It’s natural you want to create what they want to see, the problem occurs when this need becomes pathological, you can’t create anything new in fear it will not be received positively. You become a slave to your followers. Your needs don’t matter, your job is to please them. In return, you get praise, but wouldn’t it be nicer to get praise for something you’ve chosen to draw yourself? Follow your heart! If you like drawing ponies, do it! If you want people to take a liking to your art, not the style/topic you use, you must do your thing. I understand fan art is a great method to bring attention, but it’s not the only way I keep the public interested, I draw all kinds of things and I don’t care if it doesn’t get the attention I thought it would, what matters is I created something on paper the moment I felt that buzz of inspiration.
Someone once told me they had many ideas but could not start any kind of drawing, so they bypassed the problem by using line art and bases offered by other artists.
In short; tracing.
This will not take you anywhere. I explained to them, arranging your house isn’t the same as building it, and you can’t call yourself a builder just because you put a sofa in the living room. Similarly, with finishing someone else’s artwork, and it’s not only about the definitions. The people who created the line art for you had to learn it first. You can do it too. When you trace and use bases, but you pretend you don’t. That’s like taking a bus to the finishing line of a race. Even when everyone praises you, the truth doesn’t change. You can’t draw, no matter how good your pictures seem to be. To improve, do what is hard. If it’s hard, it means you can’t do it yet, so if you make it easy, it will mean you are better. You can fantasize about how talent makes everything easy and justify your actions this way, but it’s all about your laziness. People spend hours every day trying to learn how to draw. If you want to be good at it, change your mindset and start working hard. If you only want to be praised, even because of false reasons, then… why are you even amongst my audience right now? (🤣)

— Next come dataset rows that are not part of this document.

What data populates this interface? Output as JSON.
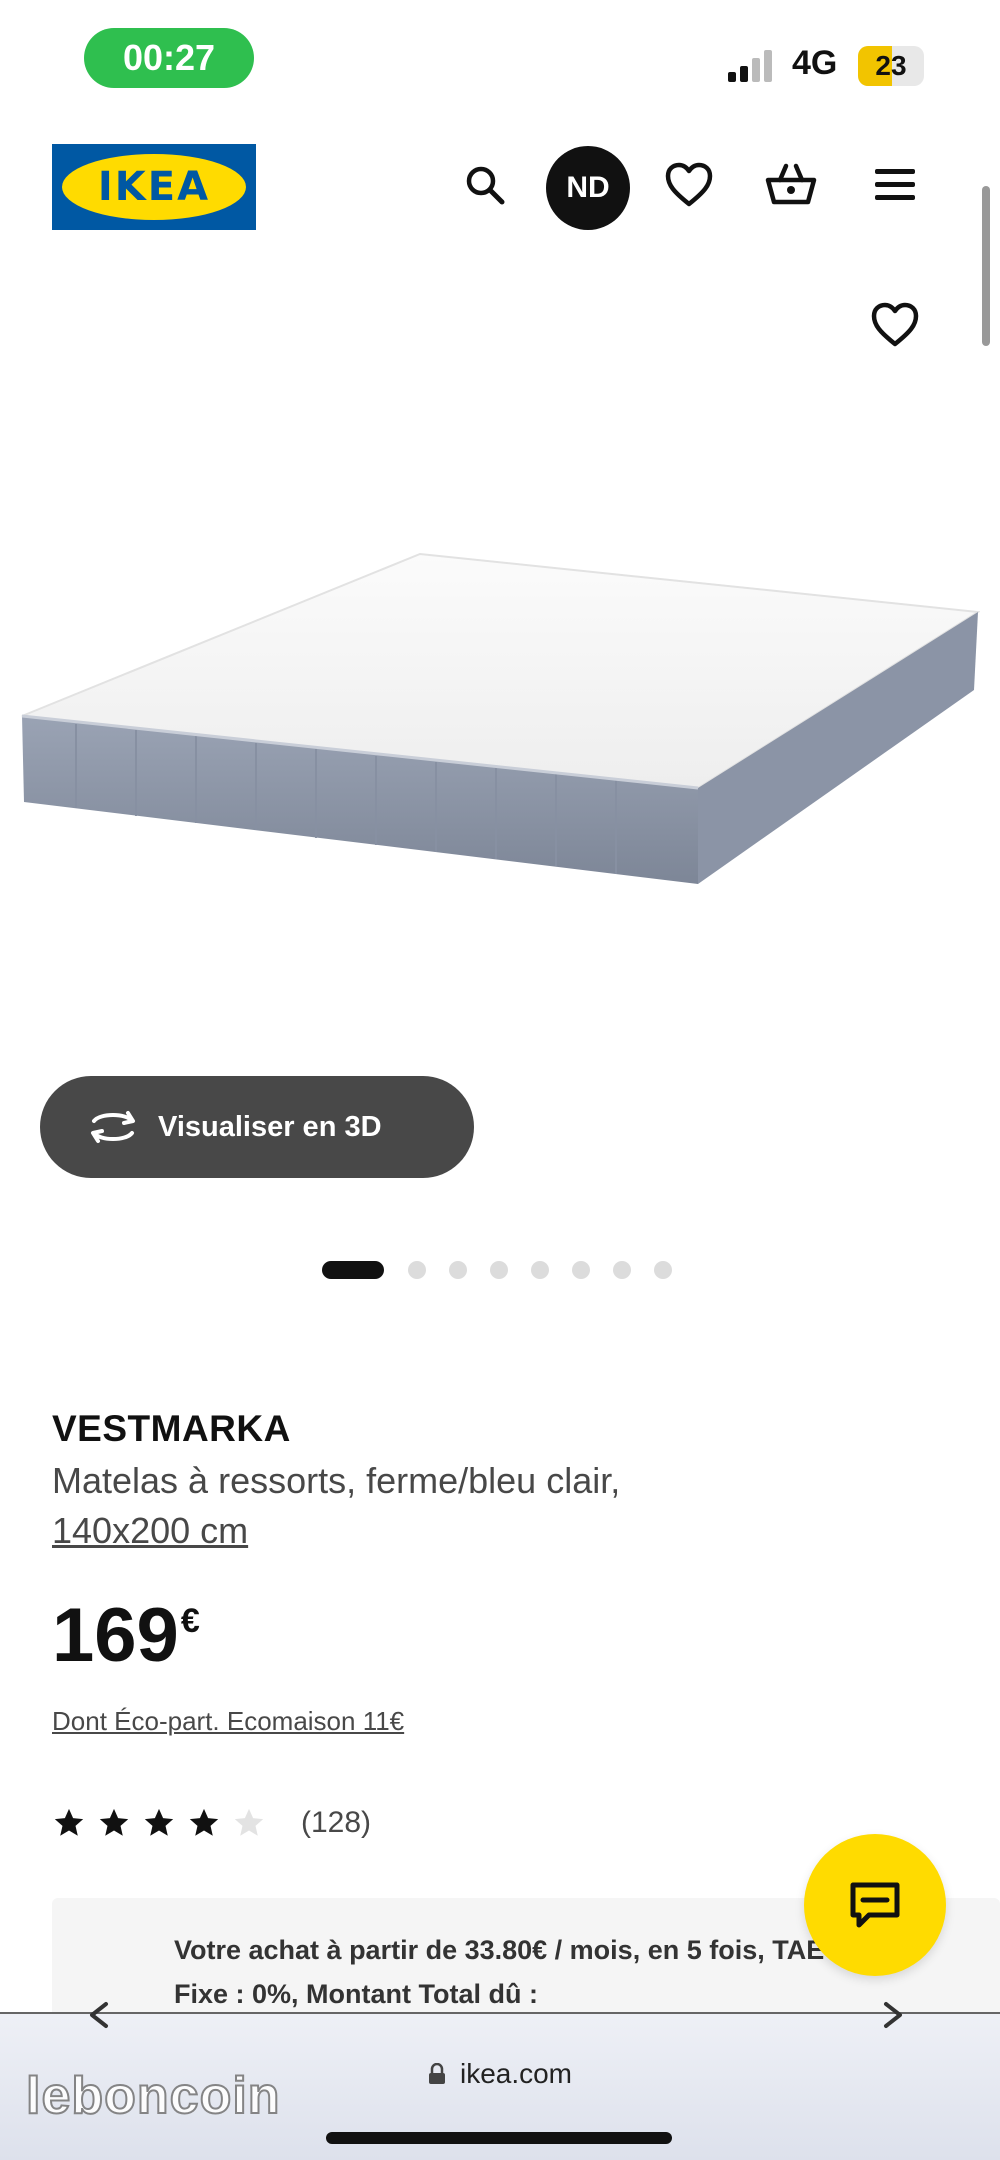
{
  "status_bar": {
    "time": "00:27",
    "network": "4G",
    "battery": "23"
  },
  "header": {
    "logo_text": "IKEA",
    "avatar_initials": "ND"
  },
  "gallery": {
    "view3d_label": "Visualiser en 3D",
    "dot_count": 8,
    "active_dot": 0
  },
  "product": {
    "name": "VESTMARKA",
    "description": "Matelas à ressorts, ferme/bleu clair,",
    "size": "140x200 cm",
    "price": "169",
    "currency": "€",
    "eco_participation": "Dont Éco-part. Ecomaison 11€",
    "rating": 4,
    "rating_max": 5,
    "review_count": "(128)"
  },
  "financing": {
    "text": "Votre achat à partir de 33.80€ / mois, en 5 fois, TAEG Fixe : 0%, Montant Total dû :"
  },
  "browser": {
    "url": "ikea.com"
  },
  "watermark": "leboncoin",
  "colors": {
    "ikea_blue": "#0058a3",
    "ikea_yellow": "#ffdb00",
    "time_pill": "#2fbf4f",
    "button_dark": "#484848"
  },
  "icons": {
    "search": "search-icon",
    "wishlist": "heart-icon",
    "cart": "basket-icon",
    "menu": "hamburger-menu-icon",
    "chat": "chat-bubble-icon",
    "rotate3d": "rotate-3d-icon"
  }
}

When someone says “You can’t draw”, it’s their opinion. It doesn’t mean you can’t draw according to some standard, only that this person doesn’t think highly of your skills. Their opinion doesn’t change the truth. Humans simplify everything to think and react faster. Fact is something that everyone agrees on, but “everyone” may be simplified to “everyone I ask”. Then, if you ask ten people, each of them has the power to create a “fact” by stating their opinion. When you take it that way, every opinion you hear is perilous. Let the opinions be what they are, statements of personal feelings. Everyone has a right to not like your art, someone says your picture is bad? Fine! They’re just as right as someone who says it’s good. We separate things from other things by creating definitions for them. If something doesn’t meet its definition, it is an abnormal version of this thing, or simply not this thing. If you see a horse with wings, it’s not a horse. But a horse with its knees bent the other way is still a horse, just an abnormal one.
If you want to be better at this whole drawing thing, you need to be more open to critique. These are only words about your artwork, nothing more. You can ignore them or use them to improve. If someone left a negative comment, ask that person why do they feel that way? And what can you do to make your next attempt better?
Drawing is deceptively simple, and our misconceptions about it can easily become an obstacle for our improvement.
Thank you and goodnight 😘